It’s 4:14 am. You just woke up. You’re lying there in bed filled with food crumbs and mango orange snow cone stains decorating your sheet. Your stomach rumbles. It’s a rugby scrum formed by drunken and dishonorable college men.

You have that taste from last night’s dinner in your mouth. You downed sauerkraut and onions decorating a low-budget hot dog with Santa Claus-red artificial coloring.

You didn’t brush your teeth before you went to bed. You rub your tongue around your teeth. It’s an excavation project. You explore whether you can yank a few floss-like sauerkraut strips from between your back molars. You don’t succeed but oh well.

While busy doing this, you ponder why you used to care about how your breath tasted and smelled. For most of your life you didn’t believe it was comfortable to go to bed without brushing your teeth. When you would forget, you would be so grossed out you would get up and brush and feel much better. You felt psychologically cleansed.

But you’ve evolved with age. They change their views of certain things such as politics, professional success, and bad breath.
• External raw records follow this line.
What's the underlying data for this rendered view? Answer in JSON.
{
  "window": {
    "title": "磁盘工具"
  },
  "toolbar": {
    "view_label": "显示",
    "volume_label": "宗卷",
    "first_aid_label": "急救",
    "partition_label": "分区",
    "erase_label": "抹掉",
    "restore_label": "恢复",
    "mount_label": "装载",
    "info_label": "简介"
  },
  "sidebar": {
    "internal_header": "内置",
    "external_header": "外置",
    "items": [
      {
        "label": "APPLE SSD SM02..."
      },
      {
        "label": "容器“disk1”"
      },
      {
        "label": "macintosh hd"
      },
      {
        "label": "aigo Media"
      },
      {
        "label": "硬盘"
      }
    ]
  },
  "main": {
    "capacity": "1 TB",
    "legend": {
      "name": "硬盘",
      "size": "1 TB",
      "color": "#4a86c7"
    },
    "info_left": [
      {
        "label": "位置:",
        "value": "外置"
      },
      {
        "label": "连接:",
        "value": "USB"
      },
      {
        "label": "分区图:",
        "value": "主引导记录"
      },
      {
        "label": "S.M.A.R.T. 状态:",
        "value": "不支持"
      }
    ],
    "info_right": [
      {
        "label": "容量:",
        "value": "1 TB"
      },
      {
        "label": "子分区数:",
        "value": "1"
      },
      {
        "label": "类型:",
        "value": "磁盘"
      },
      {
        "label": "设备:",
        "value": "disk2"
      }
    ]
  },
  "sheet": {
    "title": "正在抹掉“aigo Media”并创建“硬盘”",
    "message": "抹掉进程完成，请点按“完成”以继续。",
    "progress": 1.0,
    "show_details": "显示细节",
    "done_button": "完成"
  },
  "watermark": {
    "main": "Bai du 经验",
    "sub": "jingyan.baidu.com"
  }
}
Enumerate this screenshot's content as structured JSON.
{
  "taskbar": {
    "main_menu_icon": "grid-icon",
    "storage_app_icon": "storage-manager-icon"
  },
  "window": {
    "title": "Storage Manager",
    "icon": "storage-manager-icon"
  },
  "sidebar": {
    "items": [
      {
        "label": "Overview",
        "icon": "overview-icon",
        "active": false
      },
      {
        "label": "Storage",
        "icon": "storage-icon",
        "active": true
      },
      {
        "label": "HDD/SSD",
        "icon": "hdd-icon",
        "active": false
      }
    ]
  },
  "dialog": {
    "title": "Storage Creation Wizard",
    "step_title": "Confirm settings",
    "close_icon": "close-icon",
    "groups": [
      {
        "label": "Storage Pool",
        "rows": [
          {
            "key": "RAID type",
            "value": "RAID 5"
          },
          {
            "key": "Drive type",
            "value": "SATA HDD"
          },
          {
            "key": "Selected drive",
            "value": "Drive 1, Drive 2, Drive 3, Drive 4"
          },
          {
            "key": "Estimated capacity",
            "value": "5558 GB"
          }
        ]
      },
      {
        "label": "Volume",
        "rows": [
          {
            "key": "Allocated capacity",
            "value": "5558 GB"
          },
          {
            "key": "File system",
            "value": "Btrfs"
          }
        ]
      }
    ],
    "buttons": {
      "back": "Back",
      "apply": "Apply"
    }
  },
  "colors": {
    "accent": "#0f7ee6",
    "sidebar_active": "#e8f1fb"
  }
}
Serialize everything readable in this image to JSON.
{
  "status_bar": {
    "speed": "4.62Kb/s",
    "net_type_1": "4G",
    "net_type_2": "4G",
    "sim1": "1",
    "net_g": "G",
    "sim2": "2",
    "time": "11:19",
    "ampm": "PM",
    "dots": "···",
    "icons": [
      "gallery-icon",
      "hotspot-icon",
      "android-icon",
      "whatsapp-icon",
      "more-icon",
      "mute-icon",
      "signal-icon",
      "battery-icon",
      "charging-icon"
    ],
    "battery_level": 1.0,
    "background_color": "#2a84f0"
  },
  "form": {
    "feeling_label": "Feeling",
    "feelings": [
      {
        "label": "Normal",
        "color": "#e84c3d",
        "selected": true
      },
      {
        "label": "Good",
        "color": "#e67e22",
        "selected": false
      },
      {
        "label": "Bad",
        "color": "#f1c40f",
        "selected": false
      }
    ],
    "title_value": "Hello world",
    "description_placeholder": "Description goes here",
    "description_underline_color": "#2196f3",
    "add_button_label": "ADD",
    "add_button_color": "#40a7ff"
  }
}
So excited are you with your middle-of-the-night bad breath Beefaroni that you decide to stop brushing your teeth except for weddings and funerals.

You’ve discovered it’s not so unpleasant and disturbing to wake up in the middle of the night with last night’s dinner still percolating in your mouth. It kind of tastes good. You get to enjoy the meal at dinner time and again at 4:14 am.

You think about getting up and brushing your teeth because maybe, you think, the aftertaste is too gross and hard to stop thinking about. You consider that the odor’s power might keep you from going back to sleep. You wonder whether a dab of mint-flavored Crest will calm everything down in your mouth, make things less riotous and city-dump-like. You picture bacteria sprouting in your mouth, like the pale green kind you see on bread left uneaten for eight weeks.

Your teeth may rot, you think. But rotting your teeth doesn’t faze you. It’s part of the human condition. As they age, everybody’s teeth rot. Teeth are like knees: eventually we have to get them replaced or limp around.

Your mouth feels like a blue jean bell-bottom party. There are people there, friends you don’t like and who bother you. The Red Hot Chili Peppers blare tunes so loud the neighbors called the police to investigate. In your piehole germinates a rotting gumbo of sweets, sours, and hot dog meat from the innards of a dead mammal.

And sauerkraut.

Had you not put kraut on your dog, your breath wouldn’t be nearly as stinky as it is now. If you breathed on a car, the fender would dent. If you kissed a woman, she would scream that she hates you and go take a shower. If you opened your mouth at church to sing, the priest would stop the service and tell you to leave.

You’ve been getting stellar performance reviews. Money trumps bad breath and all other types of body odor.

Even when you consumed the dog last night, it tasted wicked and crazy, like house paint mixed with olive oil, spray starch, iodine, and month-old rutabagas.

For you, bad breath is a new adventure, sort of like camping in a mud storm. For years you’ve been fending it off by brushing your teeth at least twice a day. But you’ve been looking to cut out some activities from your daily routine to spend more time enjoying life. You know your days on Earth are dwindling.

Your mouth will decay. All that will remain will be a skeleton jawbone where your mouth used to be.

So excited are you with your middle-of-the-night bad breath Beefaroni that you decide to stop brushing your teeth except for weddings and funerals.

Later that morning you go to work with your grill fuming last night’s sauerkraut. You burp. That feels pretty good.

In a work meeting it really smells rank and it’s because of you. People keep waving their hands in front of their faces to try to blow away the odor filling their nostrils. The meeting gets cut short. Nothing gets accomplished.

But you don’t care. As long as you don’t admit the pungent smell emanates from your mouth, how will anyone know? They can’t accuse you of that. If so, you could take the issue to human resources and say you’re being discriminated against for having bad breath.

“No one should have to be subjected to such ridicule,” you will tell HR. It’s your bad breath and you don’t have to brush your teeth. That’s not part of the employment contract. You’ve been getting stellar performance reviews. The company depends on your output to hit its financial targets. They will acquiesce. Money trumps bad breath and all other types of body odor.

You will leave the office and head to lunch for a pile of nachos drowned in hot peppers and onions. For dinner you down chili flooded with curry sauce.

Then you will dive into bed for another smelly night of splendor, eating a mixing bowl full of sauerkraut.